What’s left behind when a dance teacher dies?
Martha Graham famously said, “A dancer dies twice—once when they stop dancing, and this first death is more painful.” Graham left unsaid the fact that though the dancer dies, the dance teacher survives.
Ann Reinking’s performance career has rightfully been lauded and appraised since her sudden passing on December 12 at age 71. Largely left unsung has been another crucial aspect of her life’s work: her devotion to teaching.
Her legacy as a dance educator has received comparatively little recognition, perhaps because she trained many of us who became chorus dancers but not stars. Along with thousands of other non–bold-faced names, Reinking was my teacher.
If you were lucky enough to study with Reinking, what she taught went beyond technique: She showed you how to live more fully. “You’re special, but so is everybody else” was one truth Reinking was fond of saying, and also one that she took to heart. She was humble, often noting that “part of being a dancer is also being just a little bit insecure.”
Reinking had many maxims she repeated to students. Another was: “Be careful what you practice because that’s what you’ll get good at.” And practice, Reinking knew, makes dancers.
For the price of a dance class, you could learn from a legend. The truth is that a star like Reinking didn’t have to teach at all. The fact that she did tells you about her values and the responsibility she felt to pass on what she knew. It’s less true that “those who can’t do, teach” than it is that those who can teach, do.
In her classes at Steps on Broadway and at the summer program she founded in 1991, the Broadway Theatre Project (BTP), Reinking brought a level of care, a commitment to high standards and generous helpings of Broadway star power to the arduous process of becoming a dancer. Her oft-repeated mantra was “The joy is in the work.”

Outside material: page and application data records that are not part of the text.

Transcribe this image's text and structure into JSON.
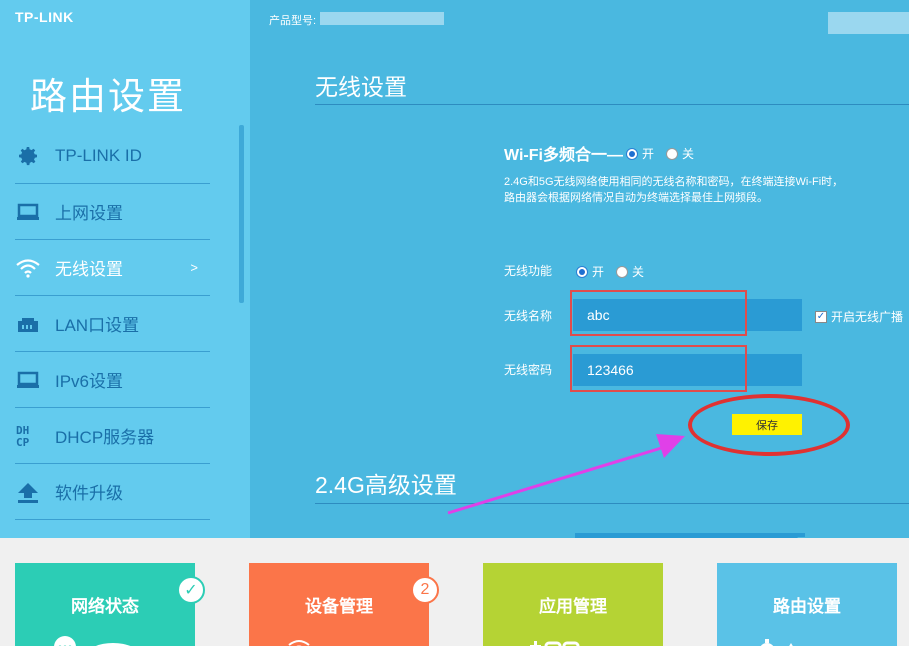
{
  "brand": {
    "logo": "TP-LINK"
  },
  "header": {
    "model_label": "产品型号:"
  },
  "sidebar": {
    "title": "路由设置",
    "items": [
      {
        "label": "TP-LINK ID",
        "icon": "gear-icon"
      },
      {
        "label": "上网设置",
        "icon": "laptop-icon"
      },
      {
        "label": "无线设置",
        "icon": "wifi-icon",
        "active": true,
        "arrow": ">"
      },
      {
        "label": "LAN口设置",
        "icon": "lan-port-icon"
      },
      {
        "label": "IPv6设置",
        "icon": "laptop-icon"
      },
      {
        "label": "DHCP服务器",
        "icon": "dhcp-icon"
      },
      {
        "label": "软件升级",
        "icon": "upload-icon"
      }
    ]
  },
  "main": {
    "section_title": "无线设置",
    "wifi_multi": {
      "label": "Wi-Fi多频合一",
      "on_label": "开",
      "off_label": "关",
      "selected": "on",
      "desc_line1": "2.4G和5G无线网络使用相同的无线名称和密码，在终端连接Wi-Fi时，",
      "desc_line2": "路由器会根据网络情况自动为终端选择最佳上网频段。"
    },
    "wireless_function": {
      "label": "无线功能",
      "on_label": "开",
      "off_label": "关",
      "selected": "on"
    },
    "ssid": {
      "label": "无线名称",
      "value": "abc"
    },
    "password": {
      "label": "无线密码",
      "value": "123466"
    },
    "broadcast": {
      "label": "开启无线广播",
      "checked": true
    },
    "save_label": "保存",
    "advanced_title": "2.4G高级设置"
  },
  "bottom_tabs": [
    {
      "label": "网络状态",
      "color": "#2ccdb5",
      "badge": "✓"
    },
    {
      "label": "设备管理",
      "color": "#fb7549",
      "badge": "2"
    },
    {
      "label": "应用管理",
      "color": "#b5d334"
    },
    {
      "label": "路由设置",
      "color": "#5ac2e7"
    }
  ],
  "colors": {
    "sidebar_bg": "#63cbee",
    "main_bg": "#4ab8e0",
    "highlight_red": "#e03232",
    "arrow_magenta": "#e040e8",
    "save_yellow": "#fff200"
  }
}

If her dancing raised the bar for dance in musicals, then in the studio Reinking’s attentiveness to the whole dancer did the same for her students. Her palpable pleasure in the work showed students why dance mattered and why they did, too. In a Facebook post, dancer, teacher and choreographer Felicity Stiverson remembered skipping her college class to attend Reinking’s class at Steps. Reinking asked for her headshot one day after class and soon cast her in a pre–City Center Encores! workshop for Chicago. “Her belief in me made my little 18-year-old dancer heart really believe in itself,” said Stiverson on Facebook.

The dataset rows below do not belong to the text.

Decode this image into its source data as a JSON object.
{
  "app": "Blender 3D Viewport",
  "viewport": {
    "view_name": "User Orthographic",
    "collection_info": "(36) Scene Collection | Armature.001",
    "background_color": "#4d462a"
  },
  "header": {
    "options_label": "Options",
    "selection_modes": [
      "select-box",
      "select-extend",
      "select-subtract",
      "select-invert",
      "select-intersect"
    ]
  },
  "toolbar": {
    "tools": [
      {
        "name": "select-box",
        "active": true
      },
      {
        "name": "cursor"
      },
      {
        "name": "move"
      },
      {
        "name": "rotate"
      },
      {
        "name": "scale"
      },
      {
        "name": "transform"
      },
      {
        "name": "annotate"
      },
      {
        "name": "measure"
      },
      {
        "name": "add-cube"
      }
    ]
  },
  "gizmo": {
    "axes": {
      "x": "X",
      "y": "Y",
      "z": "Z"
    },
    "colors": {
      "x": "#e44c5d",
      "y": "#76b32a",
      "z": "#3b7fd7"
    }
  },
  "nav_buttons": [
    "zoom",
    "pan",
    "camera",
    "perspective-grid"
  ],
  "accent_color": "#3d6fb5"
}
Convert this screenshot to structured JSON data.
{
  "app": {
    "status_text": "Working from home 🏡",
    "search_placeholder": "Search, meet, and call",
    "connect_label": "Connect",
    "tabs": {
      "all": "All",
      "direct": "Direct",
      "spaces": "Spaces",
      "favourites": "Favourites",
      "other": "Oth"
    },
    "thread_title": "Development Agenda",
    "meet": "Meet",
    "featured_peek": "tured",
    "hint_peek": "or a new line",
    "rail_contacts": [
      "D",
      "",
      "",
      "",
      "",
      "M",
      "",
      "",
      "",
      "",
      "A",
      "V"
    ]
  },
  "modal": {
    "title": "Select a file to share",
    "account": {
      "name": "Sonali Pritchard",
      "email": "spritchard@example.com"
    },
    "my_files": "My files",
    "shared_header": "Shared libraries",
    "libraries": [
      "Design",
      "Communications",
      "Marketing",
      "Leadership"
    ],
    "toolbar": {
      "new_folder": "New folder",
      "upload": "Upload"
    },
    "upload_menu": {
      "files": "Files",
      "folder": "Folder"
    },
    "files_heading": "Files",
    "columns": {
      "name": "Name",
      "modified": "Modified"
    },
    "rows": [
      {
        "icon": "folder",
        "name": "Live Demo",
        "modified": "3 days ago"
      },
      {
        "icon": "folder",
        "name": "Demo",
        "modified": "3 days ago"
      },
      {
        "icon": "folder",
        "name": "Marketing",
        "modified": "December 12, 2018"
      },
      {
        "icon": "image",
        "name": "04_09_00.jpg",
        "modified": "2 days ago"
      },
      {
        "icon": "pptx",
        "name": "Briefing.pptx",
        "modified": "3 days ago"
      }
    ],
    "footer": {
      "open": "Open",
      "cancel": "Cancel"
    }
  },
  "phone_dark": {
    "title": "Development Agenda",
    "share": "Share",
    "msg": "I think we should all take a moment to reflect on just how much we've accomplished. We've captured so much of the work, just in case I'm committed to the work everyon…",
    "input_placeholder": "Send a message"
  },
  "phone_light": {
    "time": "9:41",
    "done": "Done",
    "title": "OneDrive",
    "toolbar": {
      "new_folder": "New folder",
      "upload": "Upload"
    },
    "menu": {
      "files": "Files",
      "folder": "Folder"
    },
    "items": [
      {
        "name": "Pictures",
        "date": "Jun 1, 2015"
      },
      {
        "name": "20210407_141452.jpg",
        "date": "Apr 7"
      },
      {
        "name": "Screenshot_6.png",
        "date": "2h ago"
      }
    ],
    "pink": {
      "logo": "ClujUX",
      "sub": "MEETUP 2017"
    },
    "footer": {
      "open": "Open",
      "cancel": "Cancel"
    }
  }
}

While tributes from famous fans poured in after Reinking’s passing, so did many from the dancers who studied with Annie (as she invited you to call her). What comes through in these is her generosity and willingness to share her triumphs and her trials. I vividly recall these moments—especially when she spoke about how difficult it was for her to find work as a dancer. She told of leaving auditions in tears and sometimes spending upwards of a year unemployed even during the dance boom of the 1970s.

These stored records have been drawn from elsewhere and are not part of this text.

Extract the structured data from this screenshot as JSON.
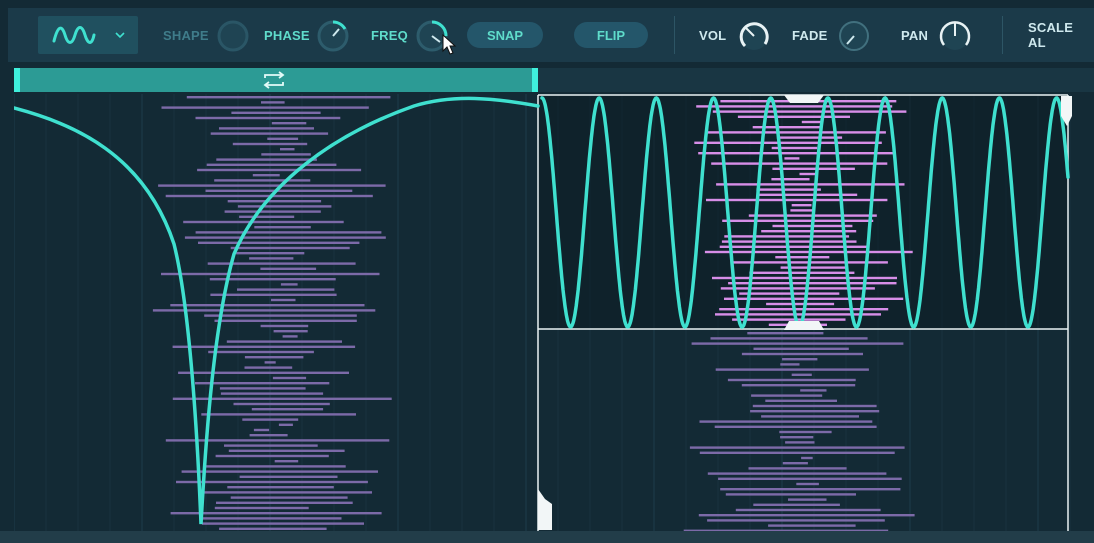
{
  "toolbar": {
    "shape_selector": {
      "icon": "sine-wave-icon",
      "dropdown_icon": "chevron-down-icon"
    },
    "shape_label": "SHAPE",
    "phase_label": "PHASE",
    "freq_label": "FREQ",
    "snap_label": "SNAP",
    "flip_label": "FLIP",
    "vol_label": "VOL",
    "fade_label": "FADE",
    "pan_label": "PAN",
    "scale_label": "SCALE AL"
  },
  "knobs": {
    "shape": 0.0,
    "phase": 0.3,
    "freq": 0.35,
    "vol": 0.75,
    "fade": 0.1,
    "pan": 0.5
  },
  "loop": {
    "icon": "loop-icon"
  },
  "colors": {
    "accent": "#3fe0cf",
    "background": "#132a35",
    "toolbar": "#1b3a49",
    "loop_bar": "#2c9b95",
    "notes_dim": "#7c6aa8",
    "notes_bright": "#d78ee8",
    "selection_border": "#e9f2f3"
  }
}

On social media, dancer, teacher and choreographer Carol Schuberg remembered taking Reinking’s classes at Steps in the 1990s, when sometimes only 10 or 15 students would show up. Reinking was still unstinting in her desire to nurture dancers and told those who showed up: “‘Always come back to rehearsal the next day with the choreography better, work on it once you get home after rehearsal, and bring it back better.'”
BTP apprentices (as students were called) learned from Reinking for three intensive weeks in the summer. Choreographer Chase Brock attended BTP as a teen and recalled in a Facebook post, “She was fiercely determined, she did not mince words with us, and she would not let us off the hook. In so many ways we were treated not as students but as professionals, and every one of us improved exponentially from working with her.”
Reinking was passionate in her joy and in her anger. I still fondly recall a withering, old-school dressing down that she delivered to us BTP apprentices. She cared so much about every detail that when students didn’t rise to the level she wanted you to reach, it almost seemed to be a kind of betrayal of the enormous trust she placed in you. She didn’t suffer fools gladly. But above all, she had fun.
In a Facebook post, dancer and teacher Peter King-Yuen recalls an audition for Reinking where she noticed on his resumé that his special skills included “Ann Reinking as Roxie Hart.” She promptly made him do his impersonation for her. He said, “I did the whole monologue. I did it and she couldn’t stop laughing. That raspy laugh that you’ll never forget.”
Reinking even used auditions as teaching opportunities. I attended an audition for a replacement spot in the national tour of Fosse where she called over a small group of us who hadn’t made the cut. She told us, “Any of you could do this show, but today we’re looking for someone who fits the costume of the person leaving the show. Keep coming back and maybe it will be your turn.”
Reinking often told us, “Your dreams will all come true, just not in the way you planned.” For many of us, our dream was being able to learn from Annie. It’s not Reinking’s famously long legs or her sinuous port de bras that will stay with me, but just how much of her soul she shared every time she stepped into the studio. Ann Reinking the dancer has gone too soon, but her teachings live on.